• Exercise aim:
Write every line below out again, exactly as given, but leave out the pictures.
* * *
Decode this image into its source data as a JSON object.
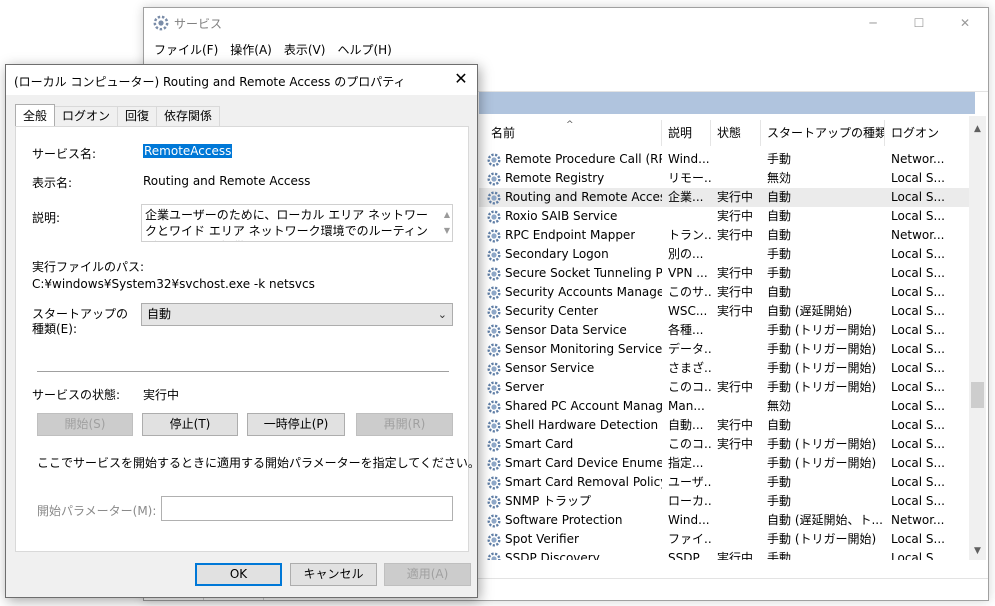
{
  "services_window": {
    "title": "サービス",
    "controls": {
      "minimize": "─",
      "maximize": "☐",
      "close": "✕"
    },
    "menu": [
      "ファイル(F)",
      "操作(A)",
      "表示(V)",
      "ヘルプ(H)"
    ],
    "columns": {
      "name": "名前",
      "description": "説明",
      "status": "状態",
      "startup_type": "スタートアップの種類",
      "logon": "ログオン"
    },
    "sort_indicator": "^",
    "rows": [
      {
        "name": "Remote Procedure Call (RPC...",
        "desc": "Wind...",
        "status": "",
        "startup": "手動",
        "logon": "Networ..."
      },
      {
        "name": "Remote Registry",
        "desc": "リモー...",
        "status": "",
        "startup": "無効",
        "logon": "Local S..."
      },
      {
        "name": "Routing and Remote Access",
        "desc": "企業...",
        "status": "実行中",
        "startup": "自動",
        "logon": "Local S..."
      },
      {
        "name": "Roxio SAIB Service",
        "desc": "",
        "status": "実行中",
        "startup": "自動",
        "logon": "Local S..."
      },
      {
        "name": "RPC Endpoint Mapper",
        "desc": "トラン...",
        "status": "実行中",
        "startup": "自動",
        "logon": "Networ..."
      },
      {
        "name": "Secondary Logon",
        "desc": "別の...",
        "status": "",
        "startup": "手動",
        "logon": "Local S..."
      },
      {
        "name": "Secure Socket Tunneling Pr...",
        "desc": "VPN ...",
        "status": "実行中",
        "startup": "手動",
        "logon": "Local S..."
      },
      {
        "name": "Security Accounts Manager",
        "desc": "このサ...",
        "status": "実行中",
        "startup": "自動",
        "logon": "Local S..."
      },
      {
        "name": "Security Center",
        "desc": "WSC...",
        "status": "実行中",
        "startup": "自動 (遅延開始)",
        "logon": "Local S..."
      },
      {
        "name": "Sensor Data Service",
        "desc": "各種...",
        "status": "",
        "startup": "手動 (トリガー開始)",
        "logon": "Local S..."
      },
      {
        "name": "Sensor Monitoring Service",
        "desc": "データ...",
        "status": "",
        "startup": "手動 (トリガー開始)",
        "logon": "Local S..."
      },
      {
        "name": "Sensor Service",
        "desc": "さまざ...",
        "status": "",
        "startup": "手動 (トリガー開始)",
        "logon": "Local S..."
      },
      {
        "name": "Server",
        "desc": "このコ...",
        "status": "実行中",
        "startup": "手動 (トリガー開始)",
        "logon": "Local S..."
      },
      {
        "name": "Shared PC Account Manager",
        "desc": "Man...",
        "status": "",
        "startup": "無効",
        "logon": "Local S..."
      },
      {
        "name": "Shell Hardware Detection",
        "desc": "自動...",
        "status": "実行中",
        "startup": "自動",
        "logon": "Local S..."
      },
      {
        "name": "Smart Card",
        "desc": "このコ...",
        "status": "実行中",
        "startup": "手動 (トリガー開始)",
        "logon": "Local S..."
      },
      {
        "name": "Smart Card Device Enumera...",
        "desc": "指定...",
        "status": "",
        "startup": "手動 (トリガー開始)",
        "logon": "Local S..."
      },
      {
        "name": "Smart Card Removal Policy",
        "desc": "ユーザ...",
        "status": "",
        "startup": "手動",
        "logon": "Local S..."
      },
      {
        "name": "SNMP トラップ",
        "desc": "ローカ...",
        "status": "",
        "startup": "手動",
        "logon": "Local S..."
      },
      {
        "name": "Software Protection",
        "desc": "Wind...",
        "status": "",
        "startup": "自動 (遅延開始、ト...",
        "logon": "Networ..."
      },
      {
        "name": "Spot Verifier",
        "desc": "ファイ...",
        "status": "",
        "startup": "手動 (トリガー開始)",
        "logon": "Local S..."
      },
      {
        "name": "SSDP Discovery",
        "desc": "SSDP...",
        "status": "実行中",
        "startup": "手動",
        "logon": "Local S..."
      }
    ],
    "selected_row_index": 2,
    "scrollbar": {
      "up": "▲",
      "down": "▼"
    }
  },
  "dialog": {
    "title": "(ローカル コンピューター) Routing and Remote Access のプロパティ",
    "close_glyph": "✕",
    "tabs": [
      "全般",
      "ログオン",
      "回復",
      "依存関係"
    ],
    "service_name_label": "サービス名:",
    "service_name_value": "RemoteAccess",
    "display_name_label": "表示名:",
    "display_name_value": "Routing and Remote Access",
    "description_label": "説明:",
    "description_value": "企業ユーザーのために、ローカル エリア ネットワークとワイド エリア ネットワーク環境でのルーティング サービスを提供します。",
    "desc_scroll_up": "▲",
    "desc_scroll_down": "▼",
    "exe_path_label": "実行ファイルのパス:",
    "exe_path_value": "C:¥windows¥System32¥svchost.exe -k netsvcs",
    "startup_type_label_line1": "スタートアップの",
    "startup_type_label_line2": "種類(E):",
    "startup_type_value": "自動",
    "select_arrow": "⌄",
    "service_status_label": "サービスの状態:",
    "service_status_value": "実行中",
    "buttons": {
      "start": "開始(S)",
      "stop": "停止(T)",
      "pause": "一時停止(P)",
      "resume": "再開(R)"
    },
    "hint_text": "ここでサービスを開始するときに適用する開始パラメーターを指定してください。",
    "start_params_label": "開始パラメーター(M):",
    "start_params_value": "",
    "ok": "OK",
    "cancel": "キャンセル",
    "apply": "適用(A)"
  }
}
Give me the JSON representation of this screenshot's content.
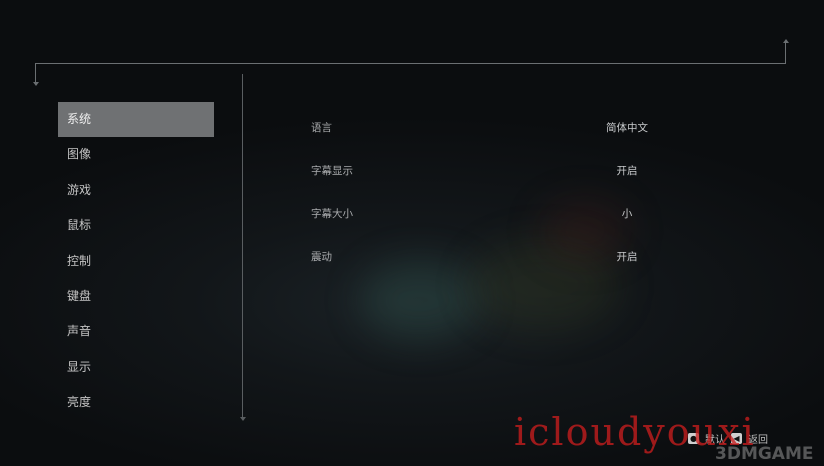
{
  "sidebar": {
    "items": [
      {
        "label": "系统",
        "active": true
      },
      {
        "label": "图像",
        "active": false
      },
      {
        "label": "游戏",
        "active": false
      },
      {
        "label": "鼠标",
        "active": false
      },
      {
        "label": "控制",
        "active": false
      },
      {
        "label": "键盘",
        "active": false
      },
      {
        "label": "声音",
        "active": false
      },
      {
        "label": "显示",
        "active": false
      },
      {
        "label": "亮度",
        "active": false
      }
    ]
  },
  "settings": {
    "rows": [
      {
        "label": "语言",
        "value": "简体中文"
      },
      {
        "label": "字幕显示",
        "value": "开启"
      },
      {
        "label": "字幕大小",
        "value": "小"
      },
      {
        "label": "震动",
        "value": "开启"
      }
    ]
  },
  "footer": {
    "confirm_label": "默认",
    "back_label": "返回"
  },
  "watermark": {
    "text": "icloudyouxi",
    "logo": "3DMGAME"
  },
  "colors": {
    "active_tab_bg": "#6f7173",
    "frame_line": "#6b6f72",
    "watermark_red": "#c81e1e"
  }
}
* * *
• Response for this exercise:
Decode this image into its source data as a JSON object.
{
  "services_window": {
    "title": "サービス",
    "controls": {
      "minimize": "─",
      "maximize": "☐",
      "close": "✕"
    },
    "menu": [
      "ファイル(F)",
      "操作(A)",
      "表示(V)",
      "ヘルプ(H)"
    ],
    "columns": {
      "name": "名前",
      "description": "説明",
      "status": "状態",
      "startup_type": "スタートアップの種類",
      "logon": "ログオン"
    },
    "sort_indicator": "^",
    "rows": [
      {
        "name": "Remote Procedure Call (RPC...",
        "desc": "Wind...",
        "status": "",
        "startup": "手動",
        "logon": "Networ..."
      },
      {
        "name": "Remote Registry",
        "desc": "リモー...",
        "status": "",
        "startup": "無効",
        "logon": "Local S..."
      },
      {
        "name": "Routing and Remote Access",
        "desc": "企業...",
        "status": "実行中",
        "startup": "自動",
        "logon": "Local S..."
      },
      {
        "name": "Roxio SAIB Service",
        "desc": "",
        "status": "実行中",
        "startup": "自動",
        "logon": "Local S..."
      },
      {
        "name": "RPC Endpoint Mapper",
        "desc": "トラン...",
        "status": "実行中",
        "startup": "自動",
        "logon": "Networ..."
      },
      {
        "name": "Secondary Logon",
        "desc": "別の...",
        "status": "",
        "startup": "手動",
        "logon": "Local S..."
      },
      {
        "name": "Secure Socket Tunneling Pr...",
        "desc": "VPN ...",
        "status": "実行中",
        "startup": "手動",
        "logon": "Local S..."
      },
      {
        "name": "Security Accounts Manager",
        "desc": "このサ...",
        "status": "実行中",
        "startup": "自動",
        "logon": "Local S..."
      },
      {
        "name": "Security Center",
        "desc": "WSC...",
        "status": "実行中",
        "startup": "自動 (遅延開始)",
        "logon": "Local S..."
      },
      {
        "name": "Sensor Data Service",
        "desc": "各種...",
        "status": "",
        "startup": "手動 (トリガー開始)",
        "logon": "Local S..."
      },
      {
        "name": "Sensor Monitoring Service",
        "desc": "データ...",
        "status": "",
        "startup": "手動 (トリガー開始)",
        "logon": "Local S..."
      },
      {
        "name": "Sensor Service",
        "desc": "さまざ...",
        "status": "",
        "startup": "手動 (トリガー開始)",
        "logon": "Local S..."
      },
      {
        "name": "Server",
        "desc": "このコ...",
        "status": "実行中",
        "startup": "手動 (トリガー開始)",
        "logon": "Local S..."
      },
      {
        "name": "Shared PC Account Manager",
        "desc": "Man...",
        "status": "",
        "startup": "無効",
        "logon": "Local S..."
      },
      {
        "name": "Shell Hardware Detection",
        "desc": "自動...",
        "status": "実行中",
        "startup": "自動",
        "logon": "Local S..."
      },
      {
        "name": "Smart Card",
        "desc": "このコ...",
        "status": "実行中",
        "startup": "手動 (トリガー開始)",
        "logon": "Local S..."
      },
      {
        "name": "Smart Card Device Enumera...",
        "desc": "指定...",
        "status": "",
        "startup": "手動 (トリガー開始)",
        "logon": "Local S..."
      },
      {
        "name": "Smart Card Removal Policy",
        "desc": "ユーザ...",
        "status": "",
        "startup": "手動",
        "logon": "Local S..."
      },
      {
        "name": "SNMP トラップ",
        "desc": "ローカ...",
        "status": "",
        "startup": "手動",
        "logon": "Local S..."
      },
      {
        "name": "Software Protection",
        "desc": "Wind...",
        "status": "",
        "startup": "自動 (遅延開始、ト...",
        "logon": "Networ..."
      },
      {
        "name": "Spot Verifier",
        "desc": "ファイ...",
        "status": "",
        "startup": "手動 (トリガー開始)",
        "logon": "Local S..."
      },
      {
        "name": "SSDP Discovery",
        "desc": "SSDP...",
        "status": "実行中",
        "startup": "手動",
        "logon": "Local S..."
      }
    ],
    "selected_row_index": 2,
    "scrollbar": {
      "up": "▲",
      "down": "▼"
    }
  },
  "dialog": {
    "title": "(ローカル コンピューター) Routing and Remote Access のプロパティ",
    "close_glyph": "✕",
    "tabs": [
      "全般",
      "ログオン",
      "回復",
      "依存関係"
    ],
    "service_name_label": "サービス名:",
    "service_name_value": "RemoteAccess",
    "display_name_label": "表示名:",
    "display_name_value": "Routing and Remote Access",
    "description_label": "説明:",
    "description_value": "企業ユーザーのために、ローカル エリア ネットワークとワイド エリア ネットワーク環境でのルーティング サービスを提供します。",
    "desc_scroll_up": "▲",
    "desc_scroll_down": "▼",
    "exe_path_label": "実行ファイルのパス:",
    "exe_path_value": "C:¥windows¥System32¥svchost.exe -k netsvcs",
    "startup_type_label_line1": "スタートアップの",
    "startup_type_label_line2": "種類(E):",
    "startup_type_value": "自動",
    "select_arrow": "⌄",
    "service_status_label": "サービスの状態:",
    "service_status_value": "実行中",
    "buttons": {
      "start": "開始(S)",
      "stop": "停止(T)",
      "pause": "一時停止(P)",
      "resume": "再開(R)"
    },
    "hint_text": "ここでサービスを開始するときに適用する開始パラメーターを指定してください。",
    "start_params_label": "開始パラメーター(M):",
    "start_params_value": "",
    "ok": "OK",
    "cancel": "キャンセル",
    "apply": "適用(A)"
  }
}
Give me the JSON representation of this screenshot's content.
{
  "sidebar": {
    "items": [
      {
        "label": "系统",
        "active": true
      },
      {
        "label": "图像",
        "active": false
      },
      {
        "label": "游戏",
        "active": false
      },
      {
        "label": "鼠标",
        "active": false
      },
      {
        "label": "控制",
        "active": false
      },
      {
        "label": "键盘",
        "active": false
      },
      {
        "label": "声音",
        "active": false
      },
      {
        "label": "显示",
        "active": false
      },
      {
        "label": "亮度",
        "active": false
      }
    ]
  },
  "settings": {
    "rows": [
      {
        "label": "语言",
        "value": "简体中文"
      },
      {
        "label": "字幕显示",
        "value": "开启"
      },
      {
        "label": "字幕大小",
        "value": "小"
      },
      {
        "label": "震动",
        "value": "开启"
      }
    ]
  },
  "footer": {
    "confirm_label": "默认",
    "back_label": "返回"
  },
  "watermark": {
    "text": "icloudyouxi",
    "logo": "3DMGAME"
  },
  "colors": {
    "active_tab_bg": "#6f7173",
    "frame_line": "#6b6f72",
    "watermark_red": "#c81e1e"
  }
}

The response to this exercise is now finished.